Hal Holbrook and Sean Penn "Wild" about each other
By Carly Mayberry
LOS ANGELES (Hollywood Reporter) - In 1981 when Hal Holbrook was working on the TV movie "The Killing of Randy Webster," a quiet, young actor on the set drew his attention.
"You couldn't help but notice him," Holbrook says. "He was obviously talented."
Sensing a certain unawareness -- even doubt -- in the young actor about his own talent, Holbrook and his wife, Dixie Carter, made it a point one day to let him know just how good his acting was. Some time later, they received a letter in the mail from the young man thanking them for their words of encouragement.
"It was so beautifully written. I have never forgotten it," Holbrook says.
Twenty-seven years later, Holbrook has even more reason to recall that letter and is returning his gratitude to its sender as he racks up critical praise and Oscar buzz for his role as widower Ron Franz in "Into the Wild." It's a part that was offered to him by the film's director-writer, Sean Penn -- Holbrook's correspondent from years earlier.
"You don't get in contention for awards in this business if you don't get the role -- you have to get the part," Holbrook says. "This role allows people to see me in a way they've never seen me before. But to give me this, Sean has given me a gift."
Holbrook, long associated with playing the distinguished older man usually involved in some sort of conspiracy ("The Star Chamber," "Capricorn One," "All the President's Men") or a historical figure ("Sandburg's Lincoln") or politician ("The Senator"), is no stranger to receiving accolades for his performances. He has won four Emmys and collected numerous other Emmy nominations for about 50 telepics and miniseries while performing his one-man show "Mark Twain Tonight!" onstage for more than 53 years.
"I'm indebted to the Mark Twain character that I've done for so many years, and it's a great relief to get on the stage and play him," Holbrook says. "But I never wanted it to get in the way of being an actor, and I have never thought of myself as being a star.

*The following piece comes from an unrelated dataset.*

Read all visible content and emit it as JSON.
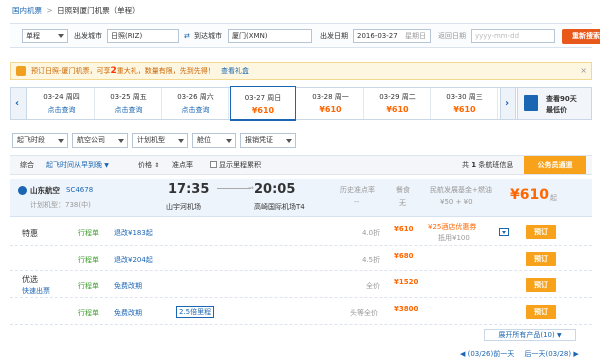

I just wanted to be the best actor I could possibly be." Continued...